(Task details): Repeat the records verbatim and leave the pictures out of your copy.

(Data records):
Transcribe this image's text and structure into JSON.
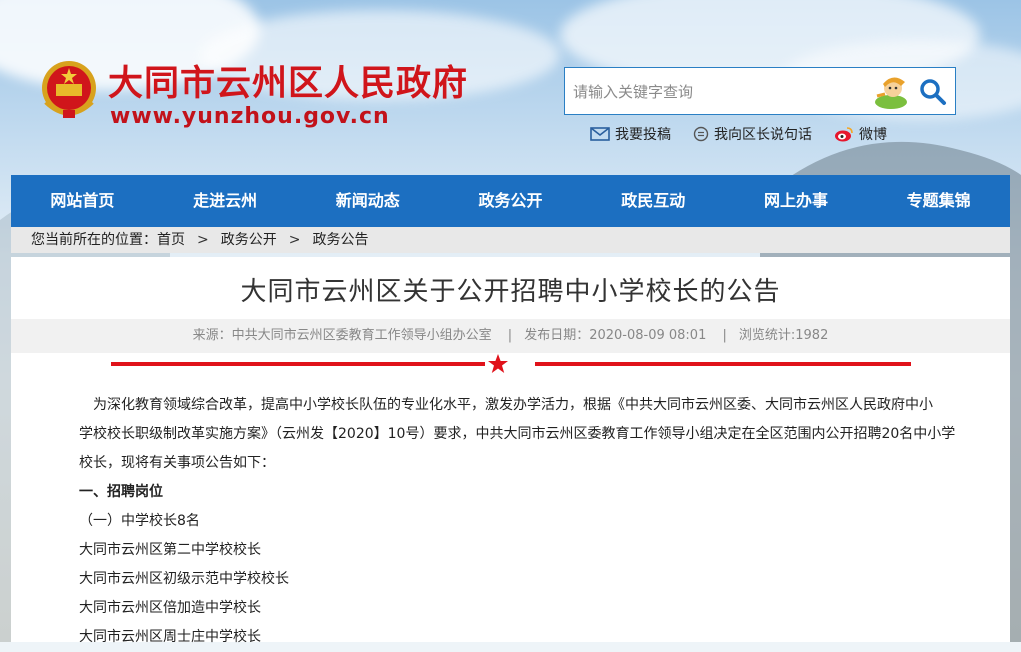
{
  "header": {
    "site_title": "大同市云州区人民政府",
    "site_url": "www.yunzhou.gov.cn",
    "search_placeholder": "请输入关键字查询",
    "quick_links": [
      "我要投稿",
      "我向区长说句话",
      "微博"
    ]
  },
  "nav": [
    "网站首页",
    "走进云州",
    "新闻动态",
    "政务公开",
    "政民互动",
    "网上办事",
    "专题集锦"
  ],
  "breadcrumb": {
    "prefix": "您当前所在的位置：",
    "items": [
      "首页",
      "政务公开",
      "政务公告"
    ],
    "separator": ">"
  },
  "article": {
    "title": "大同市云州区关于公开招聘中小学校长的公告",
    "source": "来源：中共大同市云州区委教育工作领导小组办公室",
    "date": "发布日期：2020-08-09 08:01",
    "views": "浏览统计:1982",
    "meta_separator": "|",
    "paragraphs": [
      "为深化教育领域综合改革，提高中小学校长队伍的专业化水平，激发办学活力，根据《中共大同市云州区委、大同市云州区人民政府中小",
      "学校校长职级制改革实施方案》（云州发【2020】10号）要求，中共大同市云州区委教育工作领导小组决定在全区范围内公开招聘20名中小学",
      "校长，现将有关事项公告如下："
    ],
    "section_1": "一、招聘岗位",
    "sub_1": "（一）中学校长8名",
    "positions": [
      "大同市云州区第二中学校校长",
      "大同市云州区初级示范中学校校长",
      "大同市云州区倍加造中学校长",
      "大同市云州区周士庄中学校长"
    ]
  },
  "colors": {
    "brand_red": "#d0151b",
    "nav_blue": "#1c6fc1"
  }
}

(Answer to the exercise):
Transcribe this image's text and structure into JSON.
{
  "header": {
    "site_title": "大同市云州区人民政府",
    "site_url": "www.yunzhou.gov.cn",
    "search_placeholder": "请输入关键字查询",
    "quick_links": [
      "我要投稿",
      "我向区长说句话",
      "微博"
    ]
  },
  "nav": [
    "网站首页",
    "走进云州",
    "新闻动态",
    "政务公开",
    "政民互动",
    "网上办事",
    "专题集锦"
  ],
  "breadcrumb": {
    "prefix": "您当前所在的位置：",
    "items": [
      "首页",
      "政务公开",
      "政务公告"
    ],
    "separator": ">"
  },
  "article": {
    "title": "大同市云州区关于公开招聘中小学校长的公告",
    "source": "来源：中共大同市云州区委教育工作领导小组办公室",
    "date": "发布日期：2020-08-09 08:01",
    "views": "浏览统计:1982",
    "meta_separator": "|",
    "paragraphs": [
      "为深化教育领域综合改革，提高中小学校长队伍的专业化水平，激发办学活力，根据《中共大同市云州区委、大同市云州区人民政府中小",
      "学校校长职级制改革实施方案》（云州发【2020】10号）要求，中共大同市云州区委教育工作领导小组决定在全区范围内公开招聘20名中小学",
      "校长，现将有关事项公告如下："
    ],
    "section_1": "一、招聘岗位",
    "sub_1": "（一）中学校长8名",
    "positions": [
      "大同市云州区第二中学校校长",
      "大同市云州区初级示范中学校校长",
      "大同市云州区倍加造中学校长",
      "大同市云州区周士庄中学校长"
    ]
  },
  "colors": {
    "brand_red": "#d0151b",
    "nav_blue": "#1c6fc1"
  }
}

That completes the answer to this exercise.